> **Work to be completed**
A word-for-word restatement of every record is required.

> **Exercise data**
========

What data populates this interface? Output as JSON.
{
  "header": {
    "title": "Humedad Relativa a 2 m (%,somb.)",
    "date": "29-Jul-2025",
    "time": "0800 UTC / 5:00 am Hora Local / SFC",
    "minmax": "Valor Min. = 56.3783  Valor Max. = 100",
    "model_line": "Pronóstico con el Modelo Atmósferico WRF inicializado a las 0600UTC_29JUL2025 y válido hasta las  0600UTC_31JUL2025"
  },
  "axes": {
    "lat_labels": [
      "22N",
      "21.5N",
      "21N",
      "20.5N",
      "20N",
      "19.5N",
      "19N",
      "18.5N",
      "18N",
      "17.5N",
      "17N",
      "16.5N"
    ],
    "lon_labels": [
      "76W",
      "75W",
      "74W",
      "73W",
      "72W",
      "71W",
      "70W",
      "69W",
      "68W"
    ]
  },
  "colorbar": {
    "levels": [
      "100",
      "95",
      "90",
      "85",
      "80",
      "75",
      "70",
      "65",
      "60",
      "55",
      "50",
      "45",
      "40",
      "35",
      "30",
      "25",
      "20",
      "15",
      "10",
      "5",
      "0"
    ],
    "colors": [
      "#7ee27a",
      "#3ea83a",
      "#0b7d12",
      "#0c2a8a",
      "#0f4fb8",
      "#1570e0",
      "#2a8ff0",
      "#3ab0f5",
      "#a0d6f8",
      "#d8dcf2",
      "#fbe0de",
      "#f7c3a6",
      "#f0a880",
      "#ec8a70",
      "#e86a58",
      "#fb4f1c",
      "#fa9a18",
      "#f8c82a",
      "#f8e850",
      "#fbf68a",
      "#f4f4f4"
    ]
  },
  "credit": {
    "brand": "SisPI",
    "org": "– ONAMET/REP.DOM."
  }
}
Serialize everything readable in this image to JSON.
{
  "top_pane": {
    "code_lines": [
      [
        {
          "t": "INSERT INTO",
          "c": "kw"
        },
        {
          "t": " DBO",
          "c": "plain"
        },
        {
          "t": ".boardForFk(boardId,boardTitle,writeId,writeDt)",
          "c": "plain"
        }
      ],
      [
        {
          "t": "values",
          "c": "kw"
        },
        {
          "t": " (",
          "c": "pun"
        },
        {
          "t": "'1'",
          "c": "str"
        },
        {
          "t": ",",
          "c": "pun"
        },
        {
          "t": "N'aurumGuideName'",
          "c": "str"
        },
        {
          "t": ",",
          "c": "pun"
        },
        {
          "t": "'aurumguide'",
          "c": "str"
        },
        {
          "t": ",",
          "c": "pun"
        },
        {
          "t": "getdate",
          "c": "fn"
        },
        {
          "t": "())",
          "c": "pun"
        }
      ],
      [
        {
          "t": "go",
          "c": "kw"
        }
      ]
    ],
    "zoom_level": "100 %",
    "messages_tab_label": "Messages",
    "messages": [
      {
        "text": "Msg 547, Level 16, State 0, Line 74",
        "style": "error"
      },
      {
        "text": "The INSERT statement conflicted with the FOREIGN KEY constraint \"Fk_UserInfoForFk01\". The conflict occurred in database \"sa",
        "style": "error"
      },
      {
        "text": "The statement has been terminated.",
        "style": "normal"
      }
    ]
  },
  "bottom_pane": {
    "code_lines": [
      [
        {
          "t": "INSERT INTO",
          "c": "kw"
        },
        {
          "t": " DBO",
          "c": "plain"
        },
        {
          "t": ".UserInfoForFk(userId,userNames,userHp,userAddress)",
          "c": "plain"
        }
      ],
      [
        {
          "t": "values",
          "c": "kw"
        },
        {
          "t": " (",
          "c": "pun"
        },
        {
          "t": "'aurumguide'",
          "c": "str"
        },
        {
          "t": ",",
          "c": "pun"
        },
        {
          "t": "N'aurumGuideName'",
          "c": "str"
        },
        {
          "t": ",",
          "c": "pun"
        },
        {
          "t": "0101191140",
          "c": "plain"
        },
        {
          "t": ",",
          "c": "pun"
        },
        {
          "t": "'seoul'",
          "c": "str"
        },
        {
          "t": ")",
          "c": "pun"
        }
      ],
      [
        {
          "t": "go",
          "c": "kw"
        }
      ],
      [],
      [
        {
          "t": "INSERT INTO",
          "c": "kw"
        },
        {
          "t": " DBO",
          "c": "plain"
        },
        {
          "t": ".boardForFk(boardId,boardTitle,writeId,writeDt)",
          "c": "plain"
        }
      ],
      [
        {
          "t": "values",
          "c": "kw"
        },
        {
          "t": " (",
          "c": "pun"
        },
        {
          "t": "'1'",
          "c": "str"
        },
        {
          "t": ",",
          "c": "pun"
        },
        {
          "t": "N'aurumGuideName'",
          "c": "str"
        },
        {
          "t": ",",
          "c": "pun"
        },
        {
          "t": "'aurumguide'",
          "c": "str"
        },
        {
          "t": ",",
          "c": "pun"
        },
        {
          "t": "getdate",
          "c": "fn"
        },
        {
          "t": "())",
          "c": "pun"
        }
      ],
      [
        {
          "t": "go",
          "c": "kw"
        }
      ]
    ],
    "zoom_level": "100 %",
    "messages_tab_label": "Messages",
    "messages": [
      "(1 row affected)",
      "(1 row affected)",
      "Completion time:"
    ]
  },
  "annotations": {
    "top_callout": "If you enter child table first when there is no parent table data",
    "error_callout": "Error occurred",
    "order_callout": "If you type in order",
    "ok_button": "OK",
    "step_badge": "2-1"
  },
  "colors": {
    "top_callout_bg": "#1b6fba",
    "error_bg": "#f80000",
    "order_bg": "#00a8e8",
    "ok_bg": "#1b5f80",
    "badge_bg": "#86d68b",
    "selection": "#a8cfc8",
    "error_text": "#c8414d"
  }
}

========

> **Exercise response**
What data populates this interface? Output as JSON.
{
  "header": {
    "title": "Humedad Relativa a 2 m (%,somb.)",
    "date": "29-Jul-2025",
    "time": "0800 UTC / 5:00 am Hora Local / SFC",
    "minmax": "Valor Min. = 56.3783  Valor Max. = 100",
    "model_line": "Pronóstico con el Modelo Atmósferico WRF inicializado a las 0600UTC_29JUL2025 y válido hasta las  0600UTC_31JUL2025"
  },
  "axes": {
    "lat_labels": [
      "22N",
      "21.5N",
      "21N",
      "20.5N",
      "20N",
      "19.5N",
      "19N",
      "18.5N",
      "18N",
      "17.5N",
      "17N",
      "16.5N"
    ],
    "lon_labels": [
      "76W",
      "75W",
      "74W",
      "73W",
      "72W",
      "71W",
      "70W",
      "69W",
      "68W"
    ]
  },
  "colorbar": {
    "levels": [
      "100",
      "95",
      "90",
      "85",
      "80",
      "75",
      "70",
      "65",
      "60",
      "55",
      "50",
      "45",
      "40",
      "35",
      "30",
      "25",
      "20",
      "15",
      "10",
      "5",
      "0"
    ],
    "colors": [
      "#7ee27a",
      "#3ea83a",
      "#0b7d12",
      "#0c2a8a",
      "#0f4fb8",
      "#1570e0",
      "#2a8ff0",
      "#3ab0f5",
      "#a0d6f8",
      "#d8dcf2",
      "#fbe0de",
      "#f7c3a6",
      "#f0a880",
      "#ec8a70",
      "#e86a58",
      "#fb4f1c",
      "#fa9a18",
      "#f8c82a",
      "#f8e850",
      "#fbf68a",
      "#f4f4f4"
    ]
  },
  "credit": {
    "brand": "SisPI",
    "org": "– ONAMET/REP.DOM."
  }
}
Serialize everything readable in this image to JSON.
{
  "top_pane": {
    "code_lines": [
      [
        {
          "t": "INSERT INTO",
          "c": "kw"
        },
        {
          "t": " DBO",
          "c": "plain"
        },
        {
          "t": ".boardForFk(boardId,boardTitle,writeId,writeDt)",
          "c": "plain"
        }
      ],
      [
        {
          "t": "values",
          "c": "kw"
        },
        {
          "t": " (",
          "c": "pun"
        },
        {
          "t": "'1'",
          "c": "str"
        },
        {
          "t": ",",
          "c": "pun"
        },
        {
          "t": "N'aurumGuideName'",
          "c": "str"
        },
        {
          "t": ",",
          "c": "pun"
        },
        {
          "t": "'aurumguide'",
          "c": "str"
        },
        {
          "t": ",",
          "c": "pun"
        },
        {
          "t": "getdate",
          "c": "fn"
        },
        {
          "t": "())",
          "c": "pun"
        }
      ],
      [
        {
          "t": "go",
          "c": "kw"
        }
      ]
    ],
    "zoom_level": "100 %",
    "messages_tab_label": "Messages",
    "messages": [
      {
        "text": "Msg 547, Level 16, State 0, Line 74",
        "style": "error"
      },
      {
        "text": "The INSERT statement conflicted with the FOREIGN KEY constraint \"Fk_UserInfoForFk01\". The conflict occurred in database \"sa",
        "style": "error"
      },
      {
        "text": "The statement has been terminated.",
        "style": "normal"
      }
    ]
  },
  "bottom_pane": {
    "code_lines": [
      [
        {
          "t": "INSERT INTO",
          "c": "kw"
        },
        {
          "t": " DBO",
          "c": "plain"
        },
        {
          "t": ".UserInfoForFk(userId,userNames,userHp,userAddress)",
          "c": "plain"
        }
      ],
      [
        {
          "t": "values",
          "c": "kw"
        },
        {
          "t": " (",
          "c": "pun"
        },
        {
          "t": "'aurumguide'",
          "c": "str"
        },
        {
          "t": ",",
          "c": "pun"
        },
        {
          "t": "N'aurumGuideName'",
          "c": "str"
        },
        {
          "t": ",",
          "c": "pun"
        },
        {
          "t": "0101191140",
          "c": "plain"
        },
        {
          "t": ",",
          "c": "pun"
        },
        {
          "t": "'seoul'",
          "c": "str"
        },
        {
          "t": ")",
          "c": "pun"
        }
      ],
      [
        {
          "t": "go",
          "c": "kw"
        }
      ],
      [],
      [
        {
          "t": "INSERT INTO",
          "c": "kw"
        },
        {
          "t": " DBO",
          "c": "plain"
        },
        {
          "t": ".boardForFk(boardId,boardTitle,writeId,writeDt)",
          "c": "plain"
        }
      ],
      [
        {
          "t": "values",
          "c": "kw"
        },
        {
          "t": " (",
          "c": "pun"
        },
        {
          "t": "'1'",
          "c": "str"
        },
        {
          "t": ",",
          "c": "pun"
        },
        {
          "t": "N'aurumGuideName'",
          "c": "str"
        },
        {
          "t": ",",
          "c": "pun"
        },
        {
          "t": "'aurumguide'",
          "c": "str"
        },
        {
          "t": ",",
          "c": "pun"
        },
        {
          "t": "getdate",
          "c": "fn"
        },
        {
          "t": "())",
          "c": "pun"
        }
      ],
      [
        {
          "t": "go",
          "c": "kw"
        }
      ]
    ],
    "zoom_level": "100 %",
    "messages_tab_label": "Messages",
    "messages": [
      "(1 row affected)",
      "(1 row affected)",
      "Completion time:"
    ]
  },
  "annotations": {
    "top_callout": "If you enter child table first when there is no parent table data",
    "error_callout": "Error occurred",
    "order_callout": "If you type in order",
    "ok_button": "OK",
    "step_badge": "2-1"
  },
  "colors": {
    "top_callout_bg": "#1b6fba",
    "error_bg": "#f80000",
    "order_bg": "#00a8e8",
    "ok_bg": "#1b5f80",
    "badge_bg": "#86d68b",
    "selection": "#a8cfc8",
    "error_text": "#c8414d"
  }
}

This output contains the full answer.